The news cameras have moved on to other tragedies (and to the Oscars). People have texted their donations. Anderson Cooper is back in New York chasing domestic ambulances. But in Haiti, the nightmare continues. It shall continue for a very long time.
A delegation of U.S. bishops visited Haiti in early March to survey the needs of the people and to assess what more can be done by the church to alleviate their suffering. Archbishop José Gomez of San Antonio has set up an ad hoc committee to lead the relief effort, and he and Cardinal Sean O’Malley of Boston led the mission.
O’Malley has written of the desperate circumstances he saw but of the enormous and deep reservoirs of faith he encountered. “We were all very edified by the faith, resilience, and the spirit and determination of the Haitian people in the face of such tragedy,” O’Malley wrote on his blog last Friday. “The Haitian people have such great faith. They’ve suffered much in their history, yet the spirit that motivates them is their love for God and trust in his providence.”

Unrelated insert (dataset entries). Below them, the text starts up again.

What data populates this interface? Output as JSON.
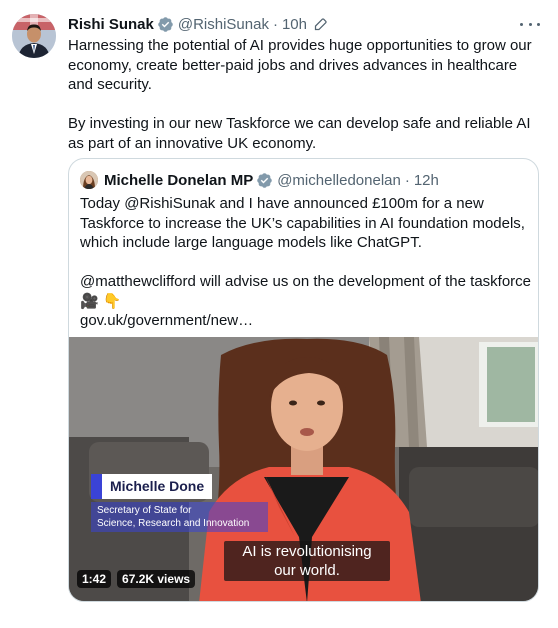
{
  "tweet": {
    "author_name": "Rishi Sunak",
    "handle": "@RishiSunak",
    "separator": "·",
    "time": "10h",
    "paragraphs": [
      "Harnessing the potential of AI provides huge opportunities to grow our economy, create better-paid jobs and drives advances in healthcare and security.",
      "By investing in our new Taskforce we can develop safe and reliable AI as part of an innovative UK economy."
    ]
  },
  "quoted": {
    "author_name": "Michelle Donelan MP",
    "handle": "@michelledonelan",
    "separator": "·",
    "time": "12h",
    "paragraphs": [
      "Today @RishiSunak and I have announced £100m for a new Taskforce to increase the UK’s capabilities in AI foundation models, which include large language models like ChatGPT.",
      "@matthewclifford will advise us on the development of the taskforce"
    ],
    "emojis": [
      "🎥",
      "👇"
    ],
    "link_text": "gov.uk/government/new…"
  },
  "video": {
    "lower_third_name": "Michelle Done",
    "lower_third_title_1": "Secretary of State for",
    "lower_third_title_2": "Science, Research and Innovation",
    "caption_line_1": "AI is revolutionising",
    "caption_line_2": "our world.",
    "duration": "1:42",
    "views": "67.2K views"
  },
  "icons": {
    "verified": "verified-badge-icon",
    "edited": "edited-pencil-icon",
    "more": "more-options-icon"
  },
  "colors": {
    "verified_gold_grey": "#829aab",
    "text_secondary": "#536471",
    "border": "#cfd9de",
    "lower_third_accent": "#3a43d6"
  }
}
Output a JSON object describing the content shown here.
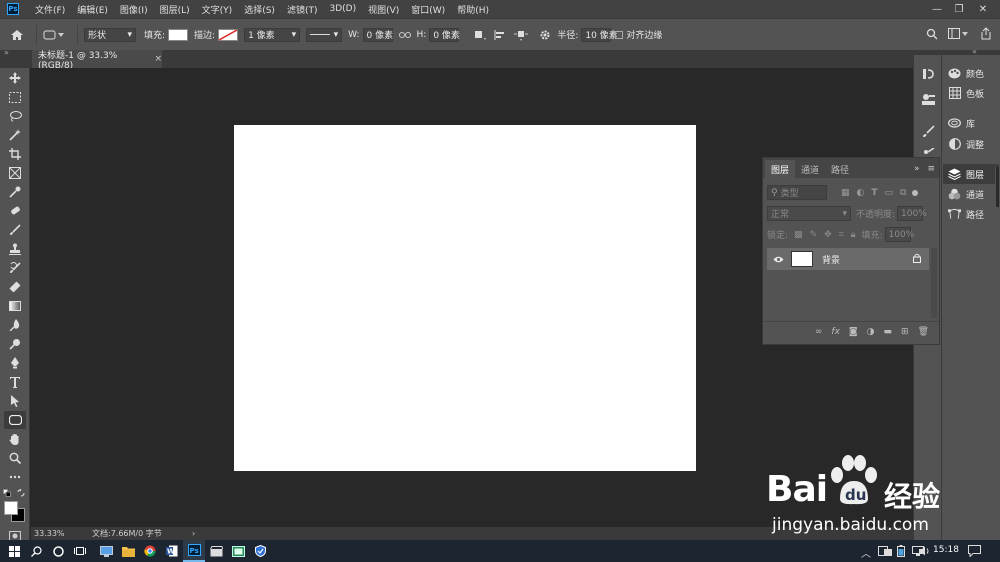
{
  "app": {
    "logo_text": "Ps"
  },
  "menubar": {
    "items": [
      "文件(F)",
      "编辑(E)",
      "图像(I)",
      "图层(L)",
      "文字(Y)",
      "选择(S)",
      "滤镜(T)",
      "3D(D)",
      "视图(V)",
      "窗口(W)",
      "帮助(H)"
    ],
    "window_controls": [
      "—",
      "❐",
      "✕"
    ]
  },
  "options": {
    "shape_mode": "形状",
    "fill_label": "填充:",
    "stroke_label": "描边:",
    "stroke_width": "1 像素",
    "w_label": "W:",
    "w_value": "0 像素",
    "h_label": "H:",
    "h_value": "0 像素",
    "radius_label": "半径:",
    "radius_value": "10 像素",
    "align_edges_label": "对齐边缘"
  },
  "document": {
    "tab_title": "未标题-1 @ 33.3%(RGB/8)",
    "tab_close": "×"
  },
  "statusbar": {
    "zoom": "33.33%",
    "doc_info": "文档:7.66M/0 字节",
    "arrow": "›"
  },
  "right_strip": {
    "items": [
      {
        "icon": "palette-icon",
        "label": "颜色"
      },
      {
        "icon": "swatches-icon",
        "label": "色板"
      },
      {
        "icon": "libraries-icon",
        "label": "库"
      },
      {
        "icon": "adjustments-icon",
        "label": "调整"
      },
      {
        "icon": "layers-icon",
        "label": "图层"
      },
      {
        "icon": "channels-icon",
        "label": "通道"
      },
      {
        "icon": "paths-icon",
        "label": "路径"
      }
    ]
  },
  "layers_panel": {
    "tabs": [
      "图层",
      "通道",
      "路径"
    ],
    "filter_placeholder": "类型",
    "blend_mode": "正常",
    "opacity_label": "不透明度:",
    "opacity_value": "100%",
    "lock_label": "锁定:",
    "fill_label": "填充:",
    "fill_value": "100%",
    "layers": [
      {
        "name": "背景",
        "visible": true,
        "locked": true
      }
    ],
    "footer_icons": [
      "link-icon",
      "fx-icon",
      "mask-icon",
      "adjustment-layer-icon",
      "group-icon",
      "new-layer-icon",
      "trash-icon"
    ],
    "fx_text": "fx"
  },
  "taskbar": {
    "time": "15:18"
  },
  "watermark": {
    "brand_left": "Bai",
    "brand_right": "经验",
    "url": "jingyan.baidu.com"
  },
  "colors": {
    "menubar_bg": "#424242",
    "panel_bg": "#535353",
    "workspace_bg": "#282828",
    "canvas": "#ffffff",
    "taskbar_bg": "#1d2530",
    "ps_blue": "#31a8ff"
  }
}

The church is playing an integral role in the recovery efforts. The nunciature is serving as a hotel for doctors who have come to tend to the victims. Haitian Ministries of the diocese of Norwich, Conn., lost its mission house in the quake, but it has built a temporary facility that is providing food to a nearby slum as well as assistance to two orphanages. Archbishop Roberto González of San Juan, Puerto Rico, told NCR that his archdiocese has set up a clinic at a Vincentian parish in Porte-au-Prince. Three or four doctors from Puerto Rico travel to the island every week to staff it.
As Catholics from a wealthy nation called to help the people of that impoverished nation, it is critical that we first understand the central role the Catholic church plays in Haitian society. Only 10 percent of Haiti’s schools are run by the government; the rest are run privately and mostly by the Catholic church. The same goes for orphanages, poverty relief, hospitals, and a variety of basic social services. The government of Haiti is notoriously inefficient, and people turn to the Catholic church whenever they are in need. In Haiti, a perpetual state of desperate need was exacerbated when the earthquake struck, further straining church resources that were already at the breaking point. Very little infrastructure existed on the island before the quake, and what infrastructure did exist was as often as not under the auspices of the Catholic church.
Fr. Andrew Small, director of the U.S. Conference of Catholic Bishops’ national Collection for the Church in Latin America, accompanied the delegation of U.S. bishops and highlighted the need to focus on education. “Schooling is a priority and will be very expensive to sustain if it’s to be done well,” Small told NCR. “Schools are not even open yet, but getting every kid that wants it a decent education has to be priority No. 1. There’s no limit to the budget needed for schooling.” In the near term, Small recommends that efforts to rebuild churches and school buildings focus on an adjacent gymnasium “that can double as a hurricane refuge center should it be needed. People would know where to go, and the gym could have a small kitchen or dispensary with supplies pre-positioned for times of emergency. At least people would know where to go, and would have somewhere to take shelter during the annual hurricane season.” The church is also working to get its radio station up and running so people can feel connected again.
No one should underestimate the difficulties that continue despite the outpouring of aid so far. Catholic Relief Services has raised some $90 million, but they are still focused on meeting immediate needs, and Fr. Small worries about the long-term planning that must take place. “When the rain came early a couple weeks ago,” he said, “at one point the displaced people were advised they would be better off returning to the rubble from where they came -- a real Lenten image for us all to reflect upon.”
There is indeed much to reflect upon for U.S. Catholics as we consider the plight of the Haitian people. Those reflections lead to a fundamental question and an apt image for the Lenten season. Facing such overwhelming circumstances, we must ask, “What does it mean to be a Catholic Christian?” The question, of course, leads us to ponder what it means to be a neighbor, to love our Haitian neighbors, to stick with them, to continue to give. It also means sending more doctors and teachers and lay missionaries to help the people survive, to make sure Haitians are put to work, to express the solidarity that befits a Christian.
Haiti is an ongoing Good Friday image, a modern crucifixion that can lead us either to awful despair or to a deeper realization that the God we proclaim, especially this season, the God who allowed the sacrifice of his son, understands suffering intimately. The hope beyond this contemporary cross -- Haiti’s resurrection -- is a project that requires something from all of us.